The Zig -- or Zag? -- Portfolio, Part 2
By Michael Kaye, CFA
In our last screen, we sorted for those companies with S&P's top investment ranking of 5 STARS (buy) but that carried significantly lower opinions, on average, from other investment research outfits. This week, we'll examine the flip side: Stocks with S&P's lowest investment opinion that feature a higher average rating from the rest of Wall Street.
We started with the stocks that carry the lowest investment ranking in Standard & Poor's Stock Appreciation Ranking System (STARS), a qualitative system based on fundamental research conducted by S&P's own analysts. Stocks ranked 1 STARS (sell) are expected by S&P analysts to underperform the broader market over the next 6 to 12 months.
The 1-STARS designation has been a good predictor of underperformance over the years. Since its inception December 31, 1986, through August 29, 2003, the S&P 1-STARS portfolio has posted a cumulative decline of 23.46%, while the S&P 500-stock index has gained 316.25%.

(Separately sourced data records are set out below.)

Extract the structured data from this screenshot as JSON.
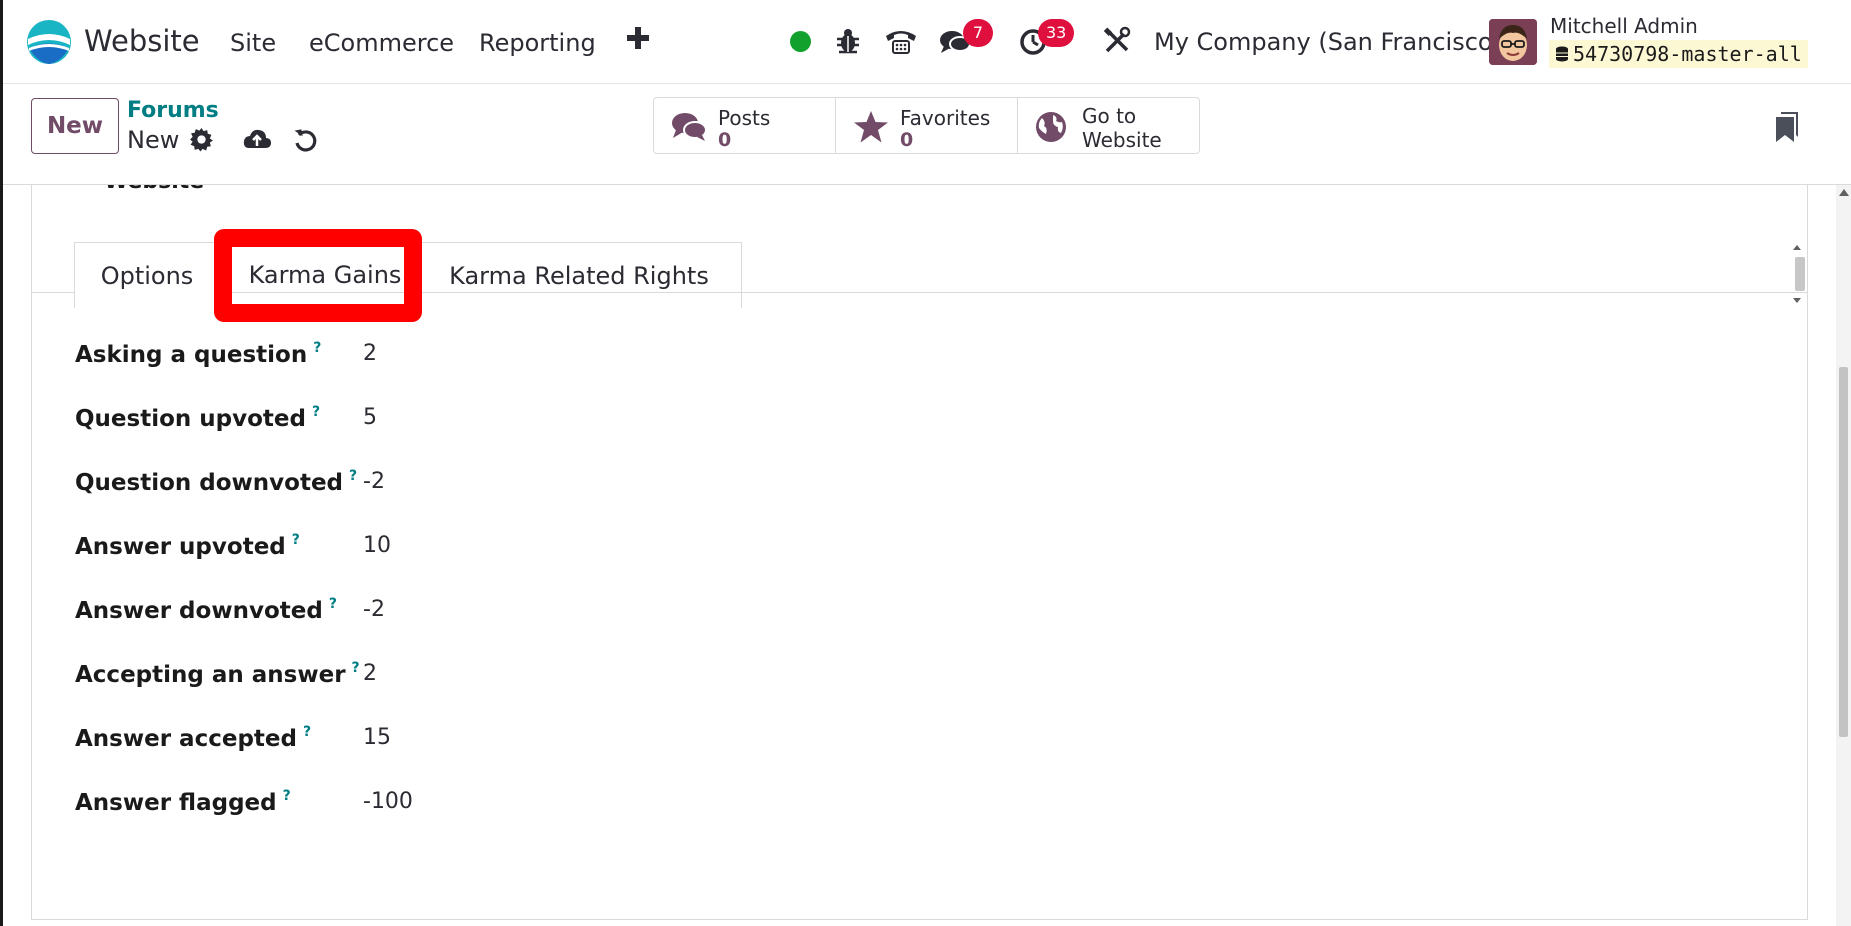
{
  "navbar": {
    "app_name": "Website",
    "menu": [
      "Site",
      "eCommerce",
      "Reporting"
    ],
    "badges": {
      "messages": "7",
      "activities": "33"
    },
    "company": "My Company (San Francisco)",
    "user_name": "Mitchell Admin",
    "database": "54730798-master-all"
  },
  "control_panel": {
    "new_label": "New",
    "breadcrumb": "Forums",
    "record_name": "New",
    "stats": [
      {
        "label": "Posts",
        "value": "0"
      },
      {
        "label": "Favorites",
        "value": "0"
      },
      {
        "label": "Go to",
        "label2": "Website"
      }
    ]
  },
  "form": {
    "cut_label": "Website",
    "tabs": [
      "Options",
      "Karma Gains",
      "Karma Related Rights"
    ],
    "active_tab": "Karma Gains",
    "fields": [
      {
        "label": "Asking a question",
        "value": "2"
      },
      {
        "label": "Question upvoted",
        "value": "5"
      },
      {
        "label": "Question downvoted",
        "value": "-2"
      },
      {
        "label": "Answer upvoted",
        "value": "10"
      },
      {
        "label": "Answer downvoted",
        "value": "-2"
      },
      {
        "label": "Accepting an answer",
        "value": "2"
      },
      {
        "label": "Answer accepted",
        "value": "15"
      },
      {
        "label": "Answer flagged",
        "value": "-100"
      }
    ],
    "help_mark": "?"
  },
  "colors": {
    "brand": "#714b67",
    "link": "#017e84",
    "badge": "#e0103e",
    "highlight": "#ff0000",
    "online": "#12a12c"
  },
  "icons": [
    "website-logo-icon",
    "plus-icon",
    "bug-icon",
    "phone-icon",
    "chat-icon",
    "clock-icon",
    "tools-icon",
    "gear-icon",
    "cloud-upload-icon",
    "undo-icon",
    "comments-icon",
    "star-icon",
    "globe-icon",
    "bookmark-icon",
    "database-icon"
  ]
}
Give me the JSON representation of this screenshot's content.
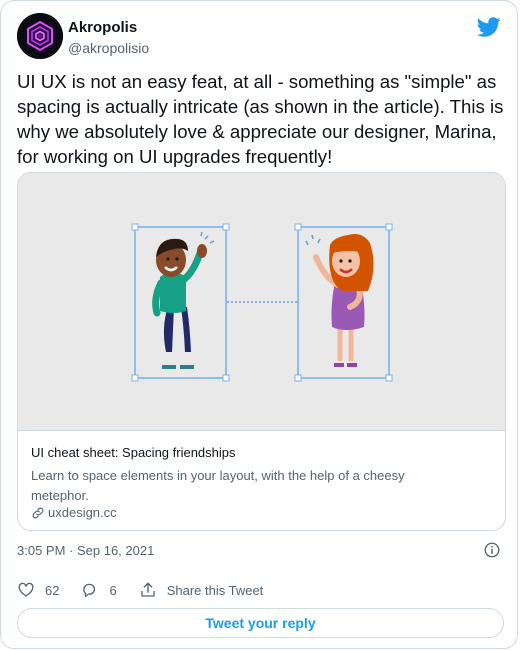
{
  "user": {
    "name": "Akropolis",
    "handle": "@akropolisio"
  },
  "tweet": {
    "text": "UI UX is not an easy feat, at all - something as \"simple\" as spacing is actually intricate (as shown in the article). This is why we absolutely love & appreciate our designer, Marina, for working on UI upgrades frequently!"
  },
  "card": {
    "title": "UI cheat sheet: Spacing friendships",
    "description": "Learn to space elements in your layout, with the help of a cheesy metephor.",
    "domain": "uxdesign.cc"
  },
  "meta": {
    "timestamp": "3:05 PM · Sep 16, 2021"
  },
  "actions": {
    "likes": "62",
    "replies": "6",
    "share_label": "Share this Tweet"
  },
  "reply_button": {
    "label": "Tweet your reply"
  },
  "colors": {
    "accent": "#1d9bf0",
    "text": "#0f1419",
    "muted": "#536471",
    "border": "#cfd9de",
    "avatar_glow": "#c026ff"
  },
  "icons": {
    "brand": "twitter-bird-icon",
    "like": "heart-icon",
    "reply": "comment-icon",
    "share": "share-icon",
    "link": "link-icon",
    "info": "info-icon"
  }
}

From the 1-STARS list, we sifted for those names carrying significantly higher opinions from other investment research outfits. Based on data from research provider I/B/E/S, they had to carry an average opinion from the rest of Wall Street equivalent to, or higher than, S&P's 4-STARS, or accumulate, ranking. That indicates that analysts expect a stock to outperform the overall market over the next 6 to 12 months. Each stock had to be covered by at least five outside analysts.
Of course, differences in stock ratings may not arise from disagreement on the prospects for the company's business -- or its future viability -- but rather the stock's valuation. Those analysts who assign higher rankings may believe that the stock in question has greater room for further price appreciation.
Our search turned up 11 names:
Kaye is a portfolio services analyst for Standard & Poor's